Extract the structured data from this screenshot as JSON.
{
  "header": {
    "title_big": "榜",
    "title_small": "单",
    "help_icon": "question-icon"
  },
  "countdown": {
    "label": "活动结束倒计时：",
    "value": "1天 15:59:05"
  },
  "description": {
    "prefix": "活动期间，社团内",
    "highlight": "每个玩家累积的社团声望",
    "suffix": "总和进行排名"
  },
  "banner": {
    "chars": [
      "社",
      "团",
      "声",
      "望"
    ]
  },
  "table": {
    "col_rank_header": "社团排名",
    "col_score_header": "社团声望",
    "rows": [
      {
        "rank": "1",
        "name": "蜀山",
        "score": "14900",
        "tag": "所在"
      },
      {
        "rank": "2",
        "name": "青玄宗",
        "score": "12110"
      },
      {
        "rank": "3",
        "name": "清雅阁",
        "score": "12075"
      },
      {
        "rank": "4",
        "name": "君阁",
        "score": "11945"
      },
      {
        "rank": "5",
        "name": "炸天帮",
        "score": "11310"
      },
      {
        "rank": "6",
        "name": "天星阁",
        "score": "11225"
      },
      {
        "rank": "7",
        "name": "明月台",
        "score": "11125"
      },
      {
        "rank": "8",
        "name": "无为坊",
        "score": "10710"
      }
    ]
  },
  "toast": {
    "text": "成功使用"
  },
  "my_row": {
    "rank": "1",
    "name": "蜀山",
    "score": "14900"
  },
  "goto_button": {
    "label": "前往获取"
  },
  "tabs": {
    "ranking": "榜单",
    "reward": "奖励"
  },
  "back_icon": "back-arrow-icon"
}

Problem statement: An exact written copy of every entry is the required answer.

Exercise result:
Extract the structured data from this screenshot as JSON.
{
  "header": {
    "title_big": "榜",
    "title_small": "单",
    "help_icon": "question-icon"
  },
  "countdown": {
    "label": "活动结束倒计时：",
    "value": "1天 15:59:05"
  },
  "description": {
    "prefix": "活动期间，社团内",
    "highlight": "每个玩家累积的社团声望",
    "suffix": "总和进行排名"
  },
  "banner": {
    "chars": [
      "社",
      "团",
      "声",
      "望"
    ]
  },
  "table": {
    "col_rank_header": "社团排名",
    "col_score_header": "社团声望",
    "rows": [
      {
        "rank": "1",
        "name": "蜀山",
        "score": "14900",
        "tag": "所在"
      },
      {
        "rank": "2",
        "name": "青玄宗",
        "score": "12110"
      },
      {
        "rank": "3",
        "name": "清雅阁",
        "score": "12075"
      },
      {
        "rank": "4",
        "name": "君阁",
        "score": "11945"
      },
      {
        "rank": "5",
        "name": "炸天帮",
        "score": "11310"
      },
      {
        "rank": "6",
        "name": "天星阁",
        "score": "11225"
      },
      {
        "rank": "7",
        "name": "明月台",
        "score": "11125"
      },
      {
        "rank": "8",
        "name": "无为坊",
        "score": "10710"
      }
    ]
  },
  "toast": {
    "text": "成功使用"
  },
  "my_row": {
    "rank": "1",
    "name": "蜀山",
    "score": "14900"
  },
  "goto_button": {
    "label": "前往获取"
  },
  "tabs": {
    "ranking": "榜单",
    "reward": "奖励"
  },
  "back_icon": "back-arrow-icon"
}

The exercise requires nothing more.